_Exercise directions_: Could you copy the lines below exactly, leaving none out?

_Information given_:
□ □ □ □ □ □ □
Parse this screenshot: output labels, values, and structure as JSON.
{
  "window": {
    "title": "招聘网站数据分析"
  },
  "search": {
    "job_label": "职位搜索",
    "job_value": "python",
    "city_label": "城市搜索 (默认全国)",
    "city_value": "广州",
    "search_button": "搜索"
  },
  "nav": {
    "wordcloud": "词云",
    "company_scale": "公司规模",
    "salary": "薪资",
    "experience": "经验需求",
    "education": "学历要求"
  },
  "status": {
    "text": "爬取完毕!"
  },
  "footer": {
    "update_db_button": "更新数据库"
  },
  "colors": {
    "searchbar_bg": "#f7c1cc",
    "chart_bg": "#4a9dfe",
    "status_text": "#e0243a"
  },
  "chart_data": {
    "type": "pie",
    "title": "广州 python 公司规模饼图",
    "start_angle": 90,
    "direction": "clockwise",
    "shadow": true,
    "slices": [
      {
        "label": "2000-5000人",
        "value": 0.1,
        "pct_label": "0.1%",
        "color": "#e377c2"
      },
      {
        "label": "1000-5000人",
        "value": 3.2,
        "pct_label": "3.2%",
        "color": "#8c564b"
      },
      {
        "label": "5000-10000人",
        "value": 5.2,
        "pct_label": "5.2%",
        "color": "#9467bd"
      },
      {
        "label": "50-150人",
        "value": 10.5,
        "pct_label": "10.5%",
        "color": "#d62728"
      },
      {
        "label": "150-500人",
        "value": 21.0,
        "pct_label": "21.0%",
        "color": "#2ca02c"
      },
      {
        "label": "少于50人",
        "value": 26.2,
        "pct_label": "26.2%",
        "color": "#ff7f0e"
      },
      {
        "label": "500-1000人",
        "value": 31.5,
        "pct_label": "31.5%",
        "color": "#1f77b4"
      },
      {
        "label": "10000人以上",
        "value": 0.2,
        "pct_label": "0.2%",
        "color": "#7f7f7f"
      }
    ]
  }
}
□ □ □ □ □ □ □
_Solution to this problem_:
Parse this screenshot: output labels, values, and structure as JSON.
{
  "window": {
    "title": "招聘网站数据分析"
  },
  "search": {
    "job_label": "职位搜索",
    "job_value": "python",
    "city_label": "城市搜索 (默认全国)",
    "city_value": "广州",
    "search_button": "搜索"
  },
  "nav": {
    "wordcloud": "词云",
    "company_scale": "公司规模",
    "salary": "薪资",
    "experience": "经验需求",
    "education": "学历要求"
  },
  "status": {
    "text": "爬取完毕!"
  },
  "footer": {
    "update_db_button": "更新数据库"
  },
  "colors": {
    "searchbar_bg": "#f7c1cc",
    "chart_bg": "#4a9dfe",
    "status_text": "#e0243a"
  },
  "chart_data": {
    "type": "pie",
    "title": "广州 python 公司规模饼图",
    "start_angle": 90,
    "direction": "clockwise",
    "shadow": true,
    "slices": [
      {
        "label": "2000-5000人",
        "value": 0.1,
        "pct_label": "0.1%",
        "color": "#e377c2"
      },
      {
        "label": "1000-5000人",
        "value": 3.2,
        "pct_label": "3.2%",
        "color": "#8c564b"
      },
      {
        "label": "5000-10000人",
        "value": 5.2,
        "pct_label": "5.2%",
        "color": "#9467bd"
      },
      {
        "label": "50-150人",
        "value": 10.5,
        "pct_label": "10.5%",
        "color": "#d62728"
      },
      {
        "label": "150-500人",
        "value": 21.0,
        "pct_label": "21.0%",
        "color": "#2ca02c"
      },
      {
        "label": "少于50人",
        "value": 26.2,
        "pct_label": "26.2%",
        "color": "#ff7f0e"
      },
      {
        "label": "500-1000人",
        "value": 31.5,
        "pct_label": "31.5%",
        "color": "#1f77b4"
      },
      {
        "label": "10000人以上",
        "value": 0.2,
        "pct_label": "0.2%",
        "color": "#7f7f7f"
      }
    ]
  }
}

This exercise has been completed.